Return verbatim the run of lines that opens with the line holding "Decode this image" and closes with the last line of the records.

Items from a data source
+ + + + +

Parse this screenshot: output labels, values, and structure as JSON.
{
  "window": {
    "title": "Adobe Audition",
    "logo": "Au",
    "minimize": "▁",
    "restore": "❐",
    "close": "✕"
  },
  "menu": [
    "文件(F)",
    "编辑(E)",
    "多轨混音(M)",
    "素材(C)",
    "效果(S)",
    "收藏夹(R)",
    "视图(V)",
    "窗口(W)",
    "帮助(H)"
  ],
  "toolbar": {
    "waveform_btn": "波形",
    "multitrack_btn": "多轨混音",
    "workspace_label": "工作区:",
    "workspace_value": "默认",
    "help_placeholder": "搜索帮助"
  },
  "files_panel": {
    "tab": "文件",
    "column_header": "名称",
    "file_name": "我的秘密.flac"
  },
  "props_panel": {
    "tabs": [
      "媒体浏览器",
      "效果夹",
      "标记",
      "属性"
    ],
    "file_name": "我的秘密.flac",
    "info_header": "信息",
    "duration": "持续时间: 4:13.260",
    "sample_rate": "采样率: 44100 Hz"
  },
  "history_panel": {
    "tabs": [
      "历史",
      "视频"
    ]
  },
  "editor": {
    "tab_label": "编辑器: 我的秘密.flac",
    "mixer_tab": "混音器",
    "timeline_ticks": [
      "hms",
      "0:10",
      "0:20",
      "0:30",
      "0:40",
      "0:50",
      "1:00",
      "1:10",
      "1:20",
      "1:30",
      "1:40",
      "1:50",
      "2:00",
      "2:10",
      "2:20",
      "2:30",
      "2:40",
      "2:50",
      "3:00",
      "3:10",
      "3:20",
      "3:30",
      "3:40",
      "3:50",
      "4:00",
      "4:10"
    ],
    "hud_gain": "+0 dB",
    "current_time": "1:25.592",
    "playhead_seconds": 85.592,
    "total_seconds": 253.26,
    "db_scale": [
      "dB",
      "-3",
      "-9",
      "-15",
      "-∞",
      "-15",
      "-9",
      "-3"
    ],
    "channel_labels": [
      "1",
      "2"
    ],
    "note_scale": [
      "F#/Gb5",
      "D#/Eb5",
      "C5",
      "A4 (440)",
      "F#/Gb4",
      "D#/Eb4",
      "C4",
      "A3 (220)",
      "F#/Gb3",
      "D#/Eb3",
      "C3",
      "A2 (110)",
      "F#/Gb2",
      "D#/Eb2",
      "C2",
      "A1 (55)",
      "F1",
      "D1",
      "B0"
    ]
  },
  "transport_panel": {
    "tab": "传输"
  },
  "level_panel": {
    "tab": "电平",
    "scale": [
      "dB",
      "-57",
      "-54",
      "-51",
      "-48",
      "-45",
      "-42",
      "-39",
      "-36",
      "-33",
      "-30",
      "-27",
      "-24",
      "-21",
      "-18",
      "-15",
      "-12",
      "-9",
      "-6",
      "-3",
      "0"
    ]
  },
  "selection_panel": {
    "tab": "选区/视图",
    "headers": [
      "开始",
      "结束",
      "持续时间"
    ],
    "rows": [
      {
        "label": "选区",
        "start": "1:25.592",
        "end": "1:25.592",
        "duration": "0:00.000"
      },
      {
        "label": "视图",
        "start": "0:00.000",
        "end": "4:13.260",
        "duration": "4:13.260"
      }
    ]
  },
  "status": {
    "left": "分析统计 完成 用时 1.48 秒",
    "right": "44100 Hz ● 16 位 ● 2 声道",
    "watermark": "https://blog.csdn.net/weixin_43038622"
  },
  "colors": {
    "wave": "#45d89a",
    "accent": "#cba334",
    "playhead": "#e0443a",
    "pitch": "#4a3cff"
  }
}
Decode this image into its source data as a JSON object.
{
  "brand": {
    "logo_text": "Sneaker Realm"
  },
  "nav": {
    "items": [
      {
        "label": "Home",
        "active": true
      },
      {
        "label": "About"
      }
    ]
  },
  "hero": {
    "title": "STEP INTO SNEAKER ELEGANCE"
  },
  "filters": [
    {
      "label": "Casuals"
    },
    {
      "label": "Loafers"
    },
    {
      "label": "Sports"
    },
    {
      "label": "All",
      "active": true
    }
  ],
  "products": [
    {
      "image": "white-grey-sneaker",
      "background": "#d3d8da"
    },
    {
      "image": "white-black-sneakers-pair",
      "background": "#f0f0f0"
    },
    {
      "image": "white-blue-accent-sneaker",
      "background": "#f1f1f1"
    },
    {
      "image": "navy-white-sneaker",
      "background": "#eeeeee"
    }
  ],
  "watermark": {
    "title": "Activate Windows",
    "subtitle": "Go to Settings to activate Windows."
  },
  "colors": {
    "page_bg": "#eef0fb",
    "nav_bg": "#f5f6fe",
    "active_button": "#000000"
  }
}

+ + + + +

#### EXERCISE RESPONSE
Decode this image into its source data as a JSON object.
{
  "brand": {
    "logo_text": "Sneaker Realm"
  },
  "nav": {
    "items": [
      {
        "label": "Home",
        "active": true
      },
      {
        "label": "About"
      }
    ]
  },
  "hero": {
    "title": "STEP INTO SNEAKER ELEGANCE"
  },
  "filters": [
    {
      "label": "Casuals"
    },
    {
      "label": "Loafers"
    },
    {
      "label": "Sports"
    },
    {
      "label": "All",
      "active": true
    }
  ],
  "products": [
    {
      "image": "white-grey-sneaker",
      "background": "#d3d8da"
    },
    {
      "image": "white-black-sneakers-pair",
      "background": "#f0f0f0"
    },
    {
      "image": "white-blue-accent-sneaker",
      "background": "#f1f1f1"
    },
    {
      "image": "navy-white-sneaker",
      "background": "#eeeeee"
    }
  ],
  "watermark": {
    "title": "Activate Windows",
    "subtitle": "Go to Settings to activate Windows."
  },
  "colors": {
    "page_bg": "#eef0fb",
    "nav_bg": "#f5f6fe",
    "active_button": "#000000"
  }
}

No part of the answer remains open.